Lie — Jesus died on Friday and rose on Sunday

The Story

Jesus was executed on Good Friday, was put into a tomb shortly before sunset. He arose from the dead and emerged from the tomb at sunrise on Easter Sunday.

Historical Facts

The Bible measures days from sunset to sunset. Thus each weekly Sabbath begins at sunset on what we now call Friday, and ends at sunset on what we now call Saturday.

Passover is a biblical holiday commemorating the Exodus from Egypt. The 15th day of Nisan is a high holiday, treated as a sabbath day of rest and worship.

This is followed by a week of unleavened bread, during which yeast is forbidden.

The 14th is known as "the Preparation", as that is when homes are cleaned of all yeast products and meals for the following day are prepared. It is also the day on which lambs are slaughtered in preparation for that evening's Passover meal.

On the first Sunday following Passover, priests offered the first-fruits of the Spring harvest to Heaven.

The Bible

For more details, refer to a table comparing all relevant verses from the four Gospels.

Briefly, this is what happened:

God's people honour the fourth commandment and rest on sabbath days, which begin and end at sunset. It was urgent that the three executed men die and be buried before sunset, lest their bodies remain hanging for another 36 hours. Joseph of Arimathea was able to get permission to move Jesus to a nearby tomb which was sealed shortly before sunset.

There wasn't time to buy spices that day, so as Mark says, they bought spices after the sabbath. But Luke says they prepared spices and then rested on the sabbath. Some people like to point to Mark 16:1 and Luke 23:56 as contradicting each other. Those that believe the Bible is God's inspired word know that this isn't possible; apparent contradictions are usually the result of a misunderstanding on the part of the reader.

In this case the misunderstanding is clarified by John 19:31, which says that sabbath was an high day. Jesus died on the preparation day; the preparation being for the first day of Passover, which is a sabbath day regardless of the day of the week it actually falls on.

Combining this information shows that between Jesus's death and resurrection, there was a high sabbath, a work day, and a weekly sabbath. Matthew 28:1 is usually translated as In the end of the sabbath ..., but some literal translations render this as After the sabbaths ..., with sabbath being plural, to match the original Greek.

We know that the tomb was empty before sunrise on the first day of the week (Sunday), that the preceding day was a weekly sabbath (Saturday), that the spices were bought and prepared before that (Friday), and that the Passover sabbath was the day before that (Thursday). So the Crucifixion itself must have been just before sunset on Wednesday, not Friday as is traditionally taught. Similarly, three days and three nights later, the Resurrection must have been just before sunset on Saturday, not on Sunday morning.

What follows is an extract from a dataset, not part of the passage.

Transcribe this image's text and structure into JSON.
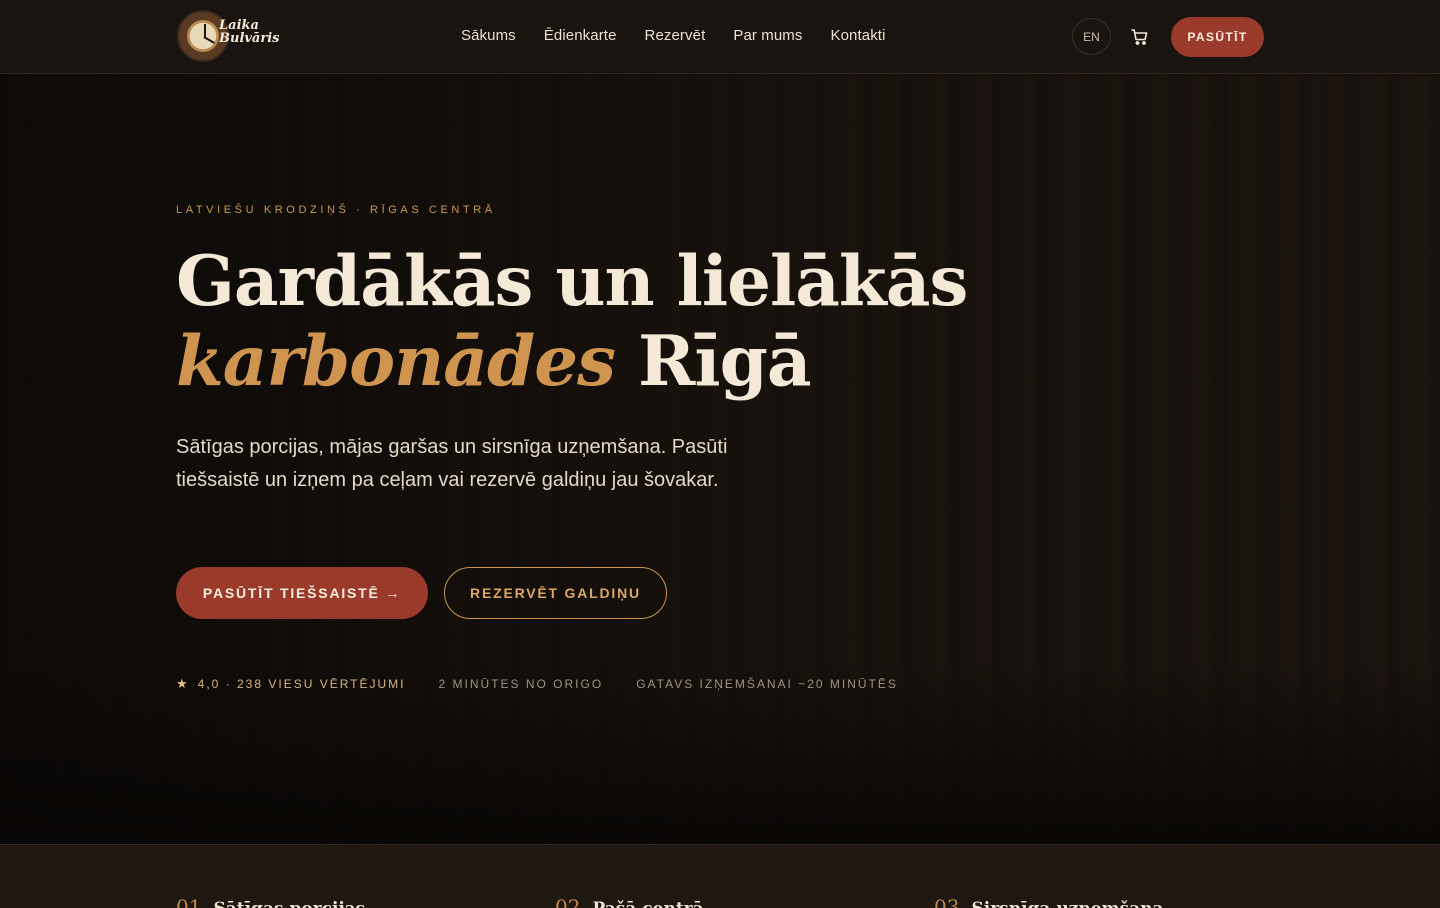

As added confirmation, consider Jesus's response when asked for a sign that he was the Christ in Luke 11:29 and Matthew 12:39-40: ... as Jonas was three days and three nights in the whale's belly; so shall the Son of man be three days and three nights in the heart of the earth. This was referring to Jonah 1:17: ... And Jonah was in the belly of the fish three days and three nights.

Anyone following the traditions of men rather than the commandments of God by thinking that the Crucifixion was on Good Friday, or that the Resurrection was on Easter Sunday, is denying the one proof of being the Christ that Jesus offered.


From the beginning of time there have been legends of resurrected gods, Adonis, Tamuz, Osiris, et al., whose stories became conflated with one another. Often these resurrections are associated with the moon, which is seen as being dark or hidden for two nights each month. As their myths became incorporated into Roman Christianity, it would be natural to assume that Jesus had been in the tomb for two nights.

It's even possible that some people promoted the idea that Jesus failed to meet his own prediction, thereby proving that he was not the promised messiah.